• [Assignment]:
Gather each line of the records where "JSON" appears.

Task inputs Start Marker

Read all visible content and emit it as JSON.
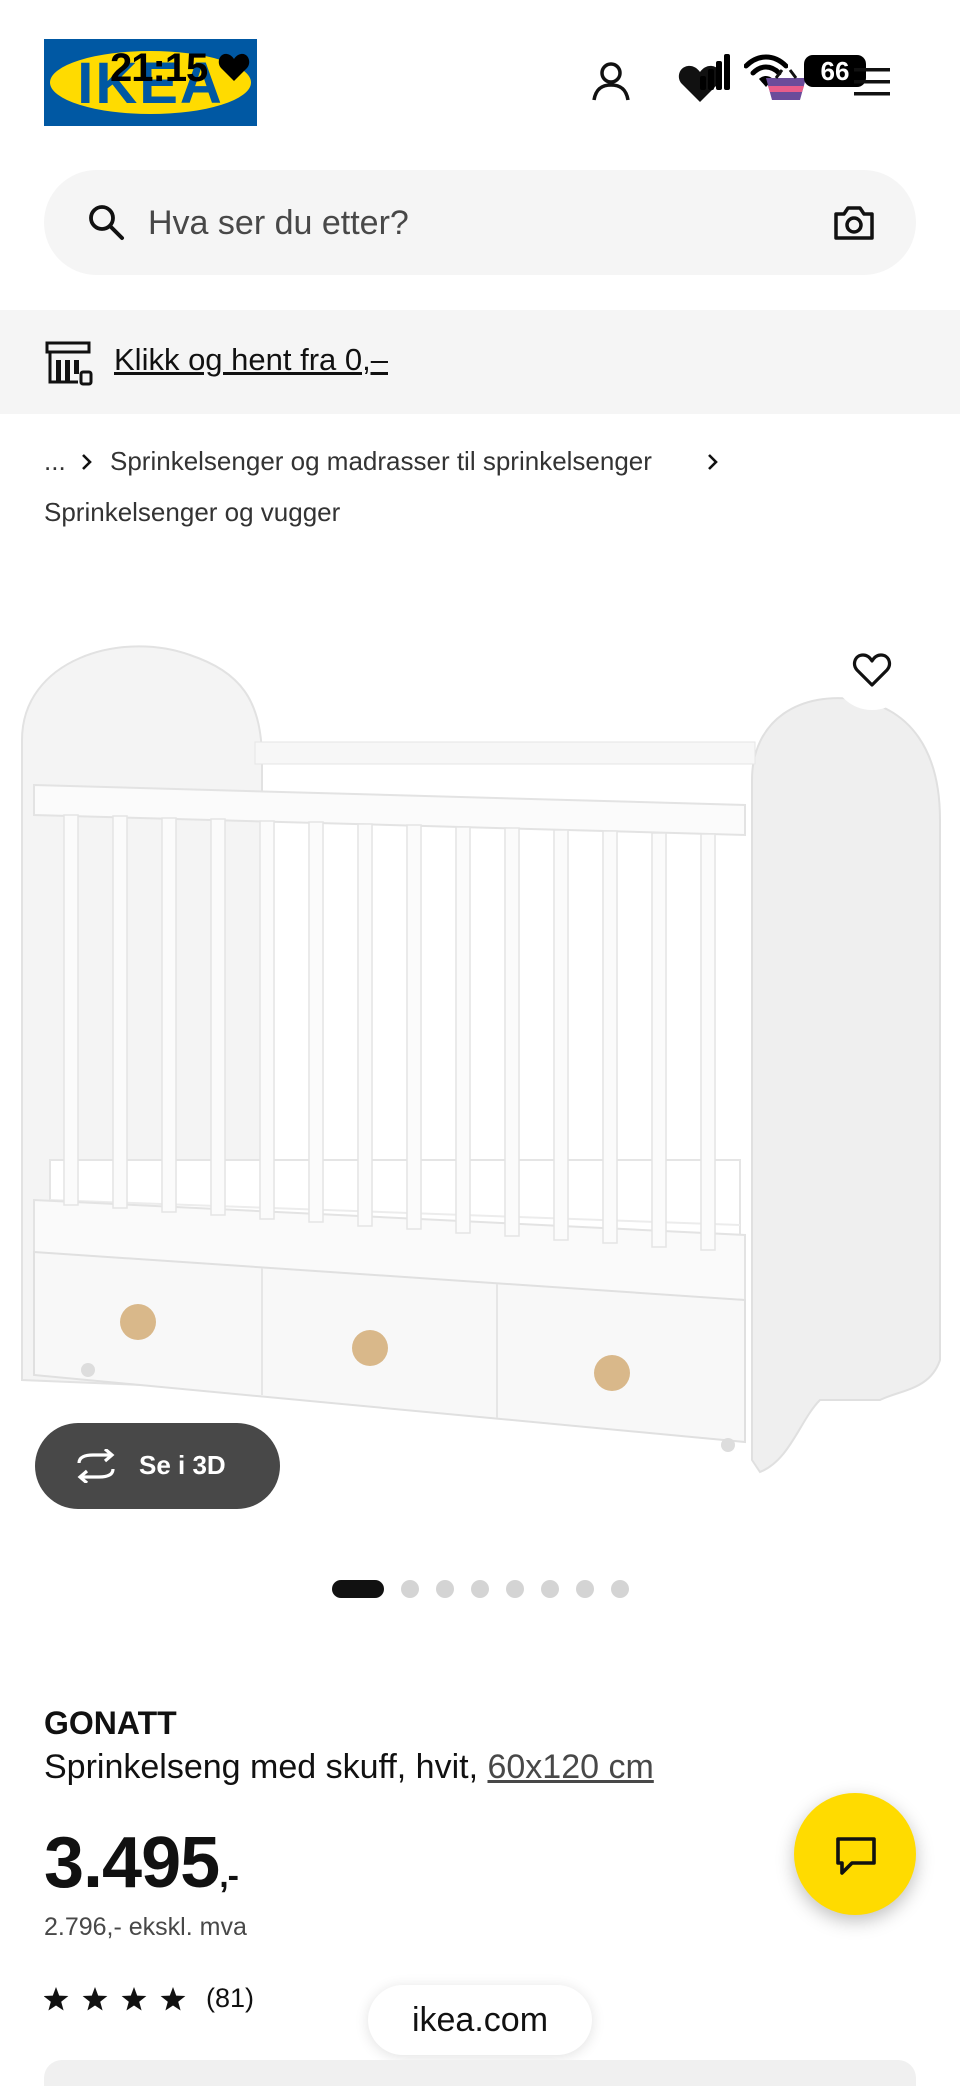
{
  "status_bar": {
    "time": "21:15",
    "battery": "66"
  },
  "header": {
    "logo_text": "IKEA",
    "icons": [
      "person-icon",
      "heart-icon",
      "basket-icon",
      "menu-icon"
    ],
    "basket_count": "0"
  },
  "search": {
    "placeholder": "Hva ser du etter?"
  },
  "collect": {
    "label": "Klikk og hent fra 0,–"
  },
  "breadcrumb": {
    "ellipsis": "...",
    "level1": "Sprinkelsenger og madrasser til sprinkelsenger",
    "level2": "Sprinkelsenger og vugger"
  },
  "gallery": {
    "view3d_label": "Se i 3D",
    "image_count": 9,
    "active_index": 0
  },
  "product": {
    "brand": "GONATT",
    "description": "Sprinkelseng med skuff, hvit, ",
    "size": "60x120 cm",
    "price": "3.495",
    "price_suffix": ",-",
    "price_ex_vat": "2.796,- ekskl. mva",
    "rating": 4,
    "rating_max": 5,
    "review_count": "(81)"
  },
  "browser": {
    "url": "ikea.com"
  },
  "colors": {
    "brand_blue": "#0058a3",
    "brand_yellow": "#ffdb00",
    "dark_button": "#484848"
  }
}
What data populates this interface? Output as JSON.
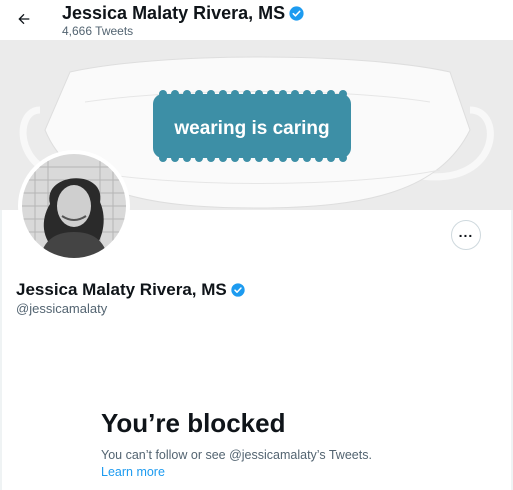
{
  "header": {
    "name": "Jessica Malaty Rivera, MS",
    "tweet_count": "4,666 Tweets"
  },
  "banner": {
    "mask_text": "wearing is caring"
  },
  "profile": {
    "name": "Jessica Malaty Rivera, MS",
    "handle": "@jessicamalaty"
  },
  "blocked": {
    "title": "You’re blocked",
    "description": "You can’t follow or see @jessicamalaty’s Tweets.",
    "link": "Learn more"
  },
  "icons": {
    "back": "arrow-left-icon",
    "verified": "verified-badge-icon",
    "more": "more-horizontal-icon"
  },
  "colors": {
    "verified": "#1d9bf0",
    "mask_label": "#3d8fa6",
    "link": "#1d9bf0"
  }
}
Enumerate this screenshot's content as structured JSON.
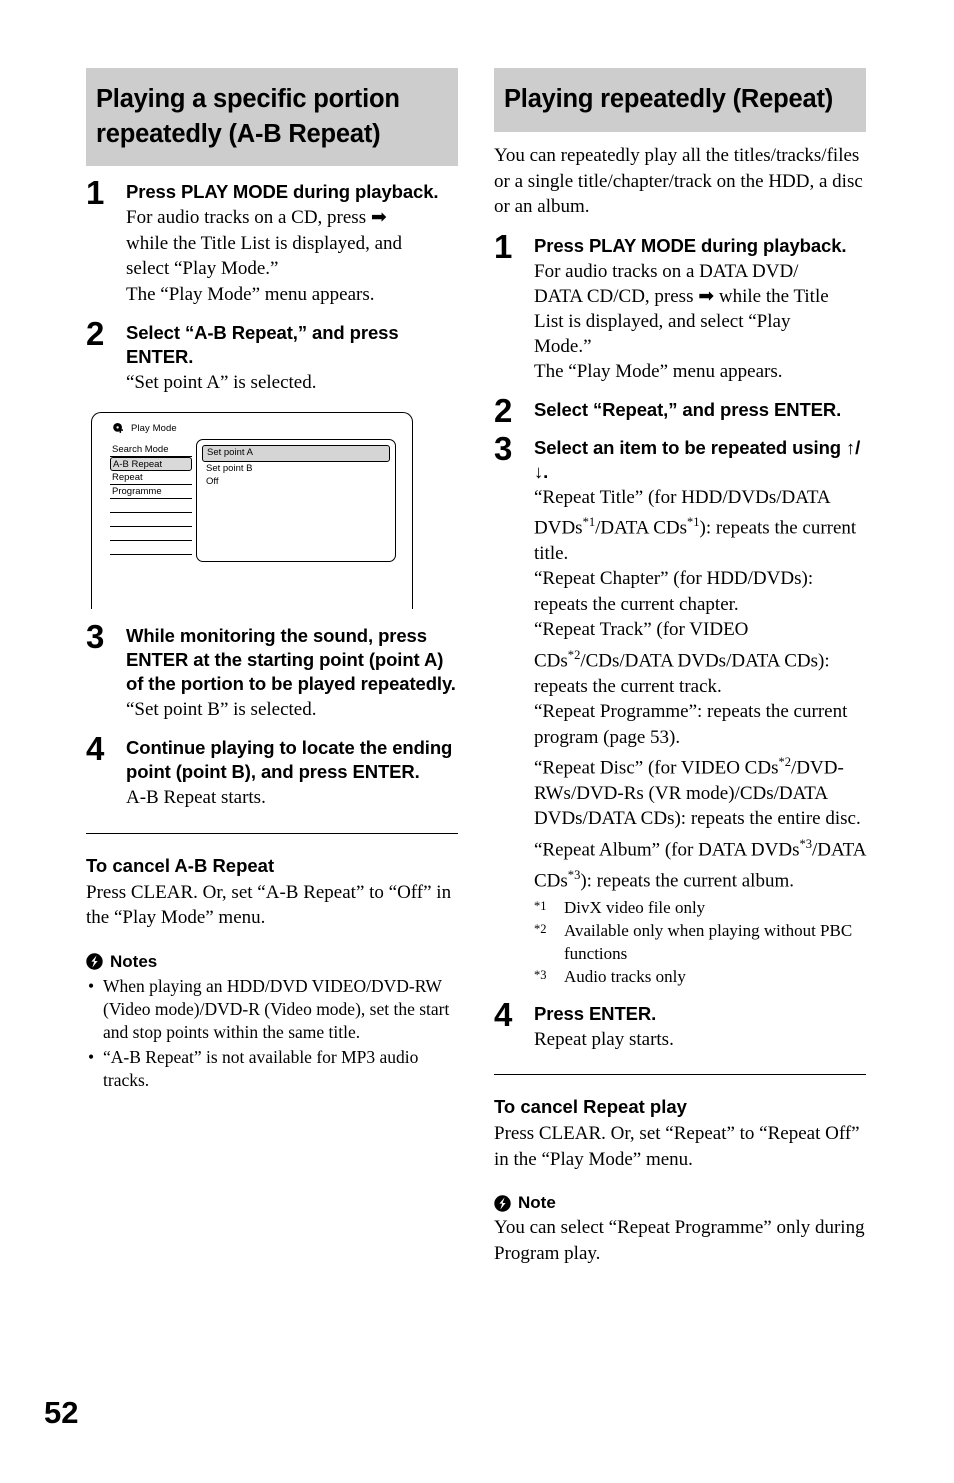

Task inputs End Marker

• [Your solution]:
Read all visible content and emit it as JSON.
What data populates this interface? Output as JSON.
Enumerate this screenshot's content as structured JSON.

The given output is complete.